If you were running for local government, you wouldn’t fill your campaign leaflet with your views on international relations when your job would be to represent residents on the council.
For this reason, it’s surprising that NEC candidates will give their views on ALL subjects except the state of Constituency Labour Parties (CLPs) that they would be representing.
And the problem with this is that CLPs and members need as much help as they can get.
This is particularly prominent in Scotland and former ‘Red Wall’ seats that Labour has lost in recent years.
If there is anything that NEC CLP Representatives should be doing it is speaking up on behalf of CLPs and demanding they are given more resources and more funding.
The fact that CLPs are given only £2.50 per year, per member from their members’ annual subscription of over £50 is a disgrace.
So surely this NEC election will be a perfect opportunity to elect NEC Representatives who will demand concrete improvements to the conditions of the people they represent?
Frustratingly, that does not seem to be happening.
We hear about the kind of world NEC candidates would like to live in (and this is usually just as we’d expect from Socialists), but there is hardly anything about what needs to be done to support CLPs and revive the grassroots.
What about policies?
One thing needs to be made clear: NEC CLP Representatives elected this year will have absolutely no say over the next party manifesto. They will only be on the NEC for two years and the next election is likely to take place in four years (unless, of course, the Tories will throw away a big majority for the sake of NEC candidates).
If the NEC election is not about actual policy making but a vote off between factions that is an indulgence we can’t afford at the moment. We need candidates to speak about more than their socialist credentials. The party is dying on the ground and this really isn’t the time for on that.
That’s really why I’ve decided to stand for the NEC. Because I believe the central issues are being ignored or played down by other candidates.
A major reason why the party is in such bad shape is that the NEC has not imposed itself on the bloated party bureaucracy and has failed to address the steady decline of local resources.
This could be because it is not easy to keep on top of the job as an NEC member as the role is unpaid and there is a massive amount of paperwork to work through. If you’ve written to NEC members and not received a reply, this is why.
The NEC needs to look at how it can improve the way it works so that it is able to govern the party effectively. There is certainly a case for either paying NEC members or giving them staff to support them.
While NEC members are struggling to keep up with their email correspondence, we’ve heard alarming reports about NEC members not receiving information about party accounts, or membership information. And we also saw from 2016 that Jeremy Corbyn was nearly excluded from standing as Labour leader because the General Secretary wouldn’t allow his legal representative to speak to the NEC.
The fact that party officials are acting without accountability is having a detrimental impact on the party.
People are leaving Labour because they believe their voices are not heard and they have been the victim of cronyism, bullying and exclusion.
Whoever gets on the NEC must urgently and vigorously take on the lack of accountability and transparency in the party.
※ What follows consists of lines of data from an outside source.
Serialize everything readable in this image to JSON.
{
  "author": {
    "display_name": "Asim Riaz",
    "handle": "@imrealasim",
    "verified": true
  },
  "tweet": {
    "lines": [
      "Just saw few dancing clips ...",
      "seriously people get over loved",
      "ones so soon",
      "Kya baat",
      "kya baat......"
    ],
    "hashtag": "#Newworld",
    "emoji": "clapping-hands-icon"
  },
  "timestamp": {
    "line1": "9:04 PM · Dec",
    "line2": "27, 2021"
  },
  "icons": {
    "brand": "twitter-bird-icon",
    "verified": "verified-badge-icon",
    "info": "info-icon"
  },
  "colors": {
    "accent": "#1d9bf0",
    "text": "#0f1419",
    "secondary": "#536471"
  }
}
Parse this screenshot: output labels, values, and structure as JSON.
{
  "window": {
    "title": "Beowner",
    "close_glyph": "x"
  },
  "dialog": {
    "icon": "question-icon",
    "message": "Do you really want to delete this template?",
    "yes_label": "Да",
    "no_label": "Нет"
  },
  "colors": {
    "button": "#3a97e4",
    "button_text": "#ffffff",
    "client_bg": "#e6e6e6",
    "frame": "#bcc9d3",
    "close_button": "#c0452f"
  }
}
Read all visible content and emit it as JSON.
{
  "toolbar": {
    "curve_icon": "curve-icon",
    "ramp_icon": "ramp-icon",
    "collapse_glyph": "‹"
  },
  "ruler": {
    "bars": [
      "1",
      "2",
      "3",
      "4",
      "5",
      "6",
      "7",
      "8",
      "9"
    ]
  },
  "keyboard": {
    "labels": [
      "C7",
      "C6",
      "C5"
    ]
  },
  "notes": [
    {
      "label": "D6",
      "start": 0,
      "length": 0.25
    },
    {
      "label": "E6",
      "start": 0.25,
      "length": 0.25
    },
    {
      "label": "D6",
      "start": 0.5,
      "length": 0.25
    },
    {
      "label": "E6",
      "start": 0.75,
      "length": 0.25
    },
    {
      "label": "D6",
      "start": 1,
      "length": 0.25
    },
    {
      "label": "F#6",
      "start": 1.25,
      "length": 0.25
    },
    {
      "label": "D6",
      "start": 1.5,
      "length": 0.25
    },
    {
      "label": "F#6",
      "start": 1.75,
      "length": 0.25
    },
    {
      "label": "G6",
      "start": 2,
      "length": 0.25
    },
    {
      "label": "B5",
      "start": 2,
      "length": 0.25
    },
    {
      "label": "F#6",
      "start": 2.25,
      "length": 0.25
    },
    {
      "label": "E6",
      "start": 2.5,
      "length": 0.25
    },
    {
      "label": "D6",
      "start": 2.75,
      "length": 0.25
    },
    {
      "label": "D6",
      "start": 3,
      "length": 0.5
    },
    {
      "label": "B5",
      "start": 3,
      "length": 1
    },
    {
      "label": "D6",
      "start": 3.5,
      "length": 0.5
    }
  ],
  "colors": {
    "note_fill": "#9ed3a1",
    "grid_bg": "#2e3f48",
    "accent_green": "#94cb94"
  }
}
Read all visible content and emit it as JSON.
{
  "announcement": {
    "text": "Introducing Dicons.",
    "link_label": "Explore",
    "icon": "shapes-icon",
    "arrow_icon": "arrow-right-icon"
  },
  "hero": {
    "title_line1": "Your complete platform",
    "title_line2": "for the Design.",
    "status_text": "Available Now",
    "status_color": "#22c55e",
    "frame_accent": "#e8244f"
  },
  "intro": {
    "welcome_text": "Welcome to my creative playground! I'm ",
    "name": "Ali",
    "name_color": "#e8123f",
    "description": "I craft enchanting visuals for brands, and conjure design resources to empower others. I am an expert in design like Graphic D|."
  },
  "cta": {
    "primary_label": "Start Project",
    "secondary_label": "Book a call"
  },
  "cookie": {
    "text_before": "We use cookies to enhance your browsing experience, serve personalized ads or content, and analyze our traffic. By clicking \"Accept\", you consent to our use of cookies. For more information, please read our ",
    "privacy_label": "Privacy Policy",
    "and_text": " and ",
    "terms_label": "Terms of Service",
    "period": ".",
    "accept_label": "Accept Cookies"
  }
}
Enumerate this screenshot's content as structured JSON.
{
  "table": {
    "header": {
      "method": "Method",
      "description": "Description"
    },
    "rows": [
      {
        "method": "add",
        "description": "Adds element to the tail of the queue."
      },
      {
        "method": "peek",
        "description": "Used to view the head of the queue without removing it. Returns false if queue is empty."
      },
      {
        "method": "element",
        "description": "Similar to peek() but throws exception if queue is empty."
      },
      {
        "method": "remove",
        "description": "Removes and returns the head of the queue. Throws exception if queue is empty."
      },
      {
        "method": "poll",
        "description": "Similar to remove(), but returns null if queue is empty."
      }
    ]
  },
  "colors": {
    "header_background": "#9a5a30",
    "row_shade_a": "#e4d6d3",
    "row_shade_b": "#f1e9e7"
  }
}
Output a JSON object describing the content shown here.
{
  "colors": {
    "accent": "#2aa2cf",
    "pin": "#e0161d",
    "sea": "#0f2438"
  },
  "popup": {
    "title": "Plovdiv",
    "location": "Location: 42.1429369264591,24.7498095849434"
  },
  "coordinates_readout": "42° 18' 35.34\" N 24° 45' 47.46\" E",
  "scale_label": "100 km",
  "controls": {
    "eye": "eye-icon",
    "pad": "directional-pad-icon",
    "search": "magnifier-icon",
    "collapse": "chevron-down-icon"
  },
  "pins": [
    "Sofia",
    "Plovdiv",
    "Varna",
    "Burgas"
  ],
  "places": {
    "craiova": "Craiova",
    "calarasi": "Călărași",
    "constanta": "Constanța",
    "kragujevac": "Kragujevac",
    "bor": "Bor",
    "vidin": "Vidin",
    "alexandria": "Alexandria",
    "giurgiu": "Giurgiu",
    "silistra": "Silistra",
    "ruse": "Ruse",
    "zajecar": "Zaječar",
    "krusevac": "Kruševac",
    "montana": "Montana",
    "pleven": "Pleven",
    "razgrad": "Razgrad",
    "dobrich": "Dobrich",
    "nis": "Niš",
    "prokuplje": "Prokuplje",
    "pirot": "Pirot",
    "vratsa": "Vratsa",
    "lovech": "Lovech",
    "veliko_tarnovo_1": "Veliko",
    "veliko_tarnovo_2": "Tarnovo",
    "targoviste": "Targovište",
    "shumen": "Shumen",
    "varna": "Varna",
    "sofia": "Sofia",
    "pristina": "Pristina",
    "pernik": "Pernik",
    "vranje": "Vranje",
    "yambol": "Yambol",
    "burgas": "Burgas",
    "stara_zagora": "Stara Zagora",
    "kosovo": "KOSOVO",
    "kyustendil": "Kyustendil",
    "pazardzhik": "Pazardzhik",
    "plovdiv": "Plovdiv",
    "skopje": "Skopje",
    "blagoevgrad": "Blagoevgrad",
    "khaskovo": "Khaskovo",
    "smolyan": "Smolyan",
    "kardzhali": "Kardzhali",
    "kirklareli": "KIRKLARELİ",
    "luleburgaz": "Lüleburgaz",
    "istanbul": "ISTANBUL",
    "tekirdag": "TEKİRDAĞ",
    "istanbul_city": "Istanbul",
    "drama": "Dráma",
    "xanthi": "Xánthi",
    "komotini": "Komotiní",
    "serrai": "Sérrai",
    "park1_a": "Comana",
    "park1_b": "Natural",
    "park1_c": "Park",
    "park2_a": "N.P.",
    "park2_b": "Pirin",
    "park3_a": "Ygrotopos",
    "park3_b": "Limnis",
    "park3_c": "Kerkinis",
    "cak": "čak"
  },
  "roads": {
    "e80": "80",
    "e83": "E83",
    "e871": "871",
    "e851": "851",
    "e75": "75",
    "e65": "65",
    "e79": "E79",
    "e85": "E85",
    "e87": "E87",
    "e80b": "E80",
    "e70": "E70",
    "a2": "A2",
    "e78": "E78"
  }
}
Along with the lack of funding for the grassroots, these issues must not be allowed to fester.
If this NEC election campaign fails to address the party’s financial structure and the lack of good governance, I believe it will be too late. If the bureaucratic cogs have not been turned by 2022, the party will not be ready for 2024 and we will face certain defeat.
On Wednesday 12th August, you can join me and other NEC candidates from across the party in a live discussion on Zoom on how Labour can be improved. Join in by registering here.
Crispin Flintoff, Henley CLP